Robert Sanderson McCormick was born July 26, 1849 on the family plantation known as Walnut Grove in Rockbridge County, Virginia. His father was William Sanderson McCormick (1815–1865) and his mother was Mary Ann Grigsby (1828–1878), whose family owned the Hickory Hill plantation.
When Robert was an infant, his family moved to Chicago to join the McCormick family agricultural machinery business, which became known as International Harvester. He attended prep school at the University of Chicago and went to college at the University of Virginia.
Marriage and Family
On June 8, 1876, he married Katherine van Etta "Kate" Medill (1853–1932). She was a daughter of Joseph Medill (1823–1899), who owned and managed the Chicago Tribune newspaper. They had three children:
Joseph Medill McCormick was born May 16, 1877. He became a US senator from Illinois.
Katrina McCormick was born January 17, 1879 and died that year on July 6.
Robert Rutherford McCormick was born July 30, 1880. He became the influential editor of the Chicago Tribune.
McCormick formed a partnership with his paternal cousin Hugh Leander Adams which they named McCormick & Adams, to invest in a grain elevator at St. Louis, Missouri in 1876. In the continuing national economic troubles in the aftermath of the panic of 1873, the enterprise failed.
Politically active and a major donor to the Republican Party, in 1889 McCormick was appointed as Second Secretary of the American Legation in London, where he served from 1889 to 1892, under Minister Robert Todd Lincoln. That led to his appointment as official representative for the Chicago 1893 Exhibition.
His diplomatic career took off when President William McKinley appointed him as minister to Austria-Hungary on March 7, 1901. McCormick presented his credentials on April 29, 1901, and was promoted to be the first American ambassador to Austria-Hungary on May 27, 1902. He was recalled on December 29, 1902. Following this, he served as United States ambassador to Imperial Russia to 1905. In 1905 he replaced Horace Porter as ambassador to France.
He retired in 1907 when his health started to decline. He was replaced by Henry White. He died from pneumonia on April 16, 1919 at his home in Hinsdale, Illinois. He was buried in Graceland Cemetery.

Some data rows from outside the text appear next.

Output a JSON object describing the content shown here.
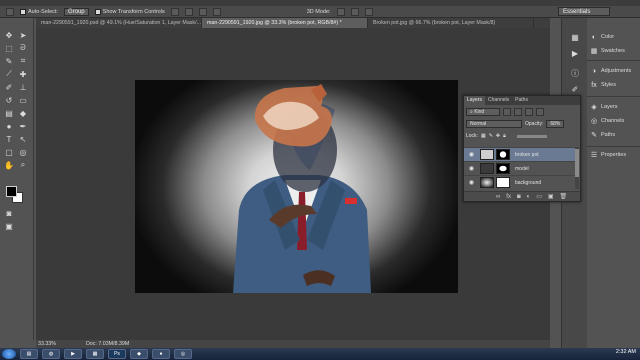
{
  "app": {
    "name": "Adobe Photoshop"
  },
  "options_bar": {
    "auto_select_label": "Auto-Select:",
    "auto_select_value": "Group",
    "transform_label": "Show Transform Controls",
    "mode_3d_label": "3D Mode:",
    "workspace": "Essentials"
  },
  "tabs": [
    {
      "label": "man-2290591_1920.psd @ 49.1% (Hue/Saturation 1, Layer Mask/..."
    },
    {
      "label": "man-2290591_1920.jpg @ 33.3% (broken pot, RGB/8#) *"
    },
    {
      "label": "Broken pot.jpg @ 66.7% (broken pot, Layer Mask/8)"
    }
  ],
  "status": {
    "zoom": "33.33%",
    "doc": "Doc: 7.03M/8.39M"
  },
  "layers_panel": {
    "tabs": [
      "Layers",
      "Channels",
      "Paths"
    ],
    "filter": "Kind",
    "blend_mode": "Normal",
    "opacity_label": "Opacity:",
    "opacity_value": "68%",
    "lock_label": "Lock:",
    "layers": [
      {
        "name": "broken pot"
      },
      {
        "name": "model"
      },
      {
        "name": "background"
      }
    ]
  },
  "right_panels": [
    {
      "label": "Color",
      "icon": "color-icon"
    },
    {
      "label": "Swatches",
      "icon": "swatches-icon"
    },
    {
      "label": "Adjustments",
      "icon": "adjustments-icon"
    },
    {
      "label": "Styles",
      "icon": "styles-icon"
    },
    {
      "label": "Layers",
      "icon": "layers-icon"
    },
    {
      "label": "Channels",
      "icon": "channels-icon"
    },
    {
      "label": "Paths",
      "icon": "paths-icon"
    },
    {
      "label": "Properties",
      "icon": "properties-icon"
    }
  ],
  "taskbar": {
    "time": "2:32 AM"
  }
}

In 1907, Emperor Nicholas The second of Russia conferred on him the Order of St. Alexander Nevsky, in recognition of his services to Russia during the war with Japan.
The Japanese decorated him with the first class of the Order of the Rising Sun, for his attention to Japan's interest during the Russo-Japanese War. He was credited with negotiating with Russia to allow Jews to emigrate using United States passports, as suggested by Chicago Rabbi Emil G. Hirsch.

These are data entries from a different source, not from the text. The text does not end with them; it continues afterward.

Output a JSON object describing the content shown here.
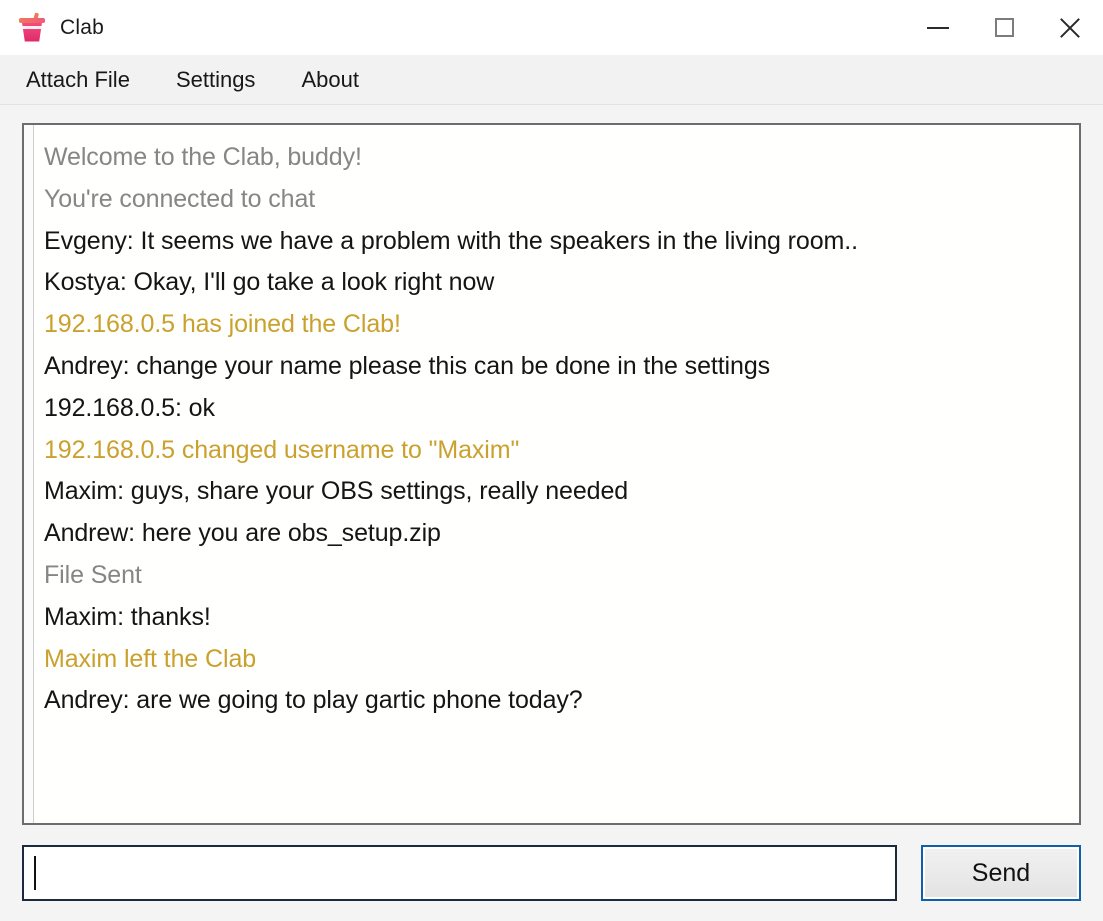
{
  "window": {
    "title": "Clab",
    "icon": "drink-cup-icon",
    "controls": {
      "minimize": "minimize-icon",
      "maximize": "maximize-icon",
      "close": "close-icon"
    }
  },
  "menu": {
    "items": [
      {
        "label": "Attach File"
      },
      {
        "label": "Settings"
      },
      {
        "label": "About"
      }
    ]
  },
  "chat": {
    "messages": [
      {
        "text": "Welcome to the Clab, buddy!",
        "kind": "system"
      },
      {
        "text": "You're connected to chat",
        "kind": "system"
      },
      {
        "text": "Evgeny: It seems we have a problem with the speakers in the living room..",
        "kind": "user"
      },
      {
        "text": "Kostya: Okay, I'll go take a look right now",
        "kind": "user"
      },
      {
        "text": "192.168.0.5 has joined the Clab!",
        "kind": "notice"
      },
      {
        "text": "Andrey: change your name please this can be done in the settings",
        "kind": "user"
      },
      {
        "text": "192.168.0.5: ok",
        "kind": "user"
      },
      {
        "text": "192.168.0.5 changed username to \"Maxim\"",
        "kind": "notice"
      },
      {
        "text": "Maxim: guys, share your OBS settings, really needed",
        "kind": "user"
      },
      {
        "text": "Andrew: here you are obs_setup.zip",
        "kind": "user"
      },
      {
        "text": "File Sent",
        "kind": "system"
      },
      {
        "text": "Maxim: thanks!",
        "kind": "user"
      },
      {
        "text": "Maxim left the Clab",
        "kind": "notice"
      },
      {
        "text": "Andrey: are we going to play gartic phone today?",
        "kind": "user"
      }
    ]
  },
  "composer": {
    "input_value": "",
    "input_placeholder": "",
    "send_label": "Send"
  },
  "colors": {
    "notice": "#caa12e",
    "system": "#868686",
    "user": "#151515",
    "send_border": "#1060a8",
    "input_border": "#1b2a3d",
    "menubar_bg": "#f2f2f2",
    "window_bg": "#f4f4f4"
  }
}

The French government conferred on him the Grand Cordon of the Legion of Honor, for furthering the relations between France and the United States.
1889 - 1892
1892 - 1893
March, 1901 - July, 1902
1902 - 1905
July, 1902 - December, 1902
May 1, 1905 - March 2, 1907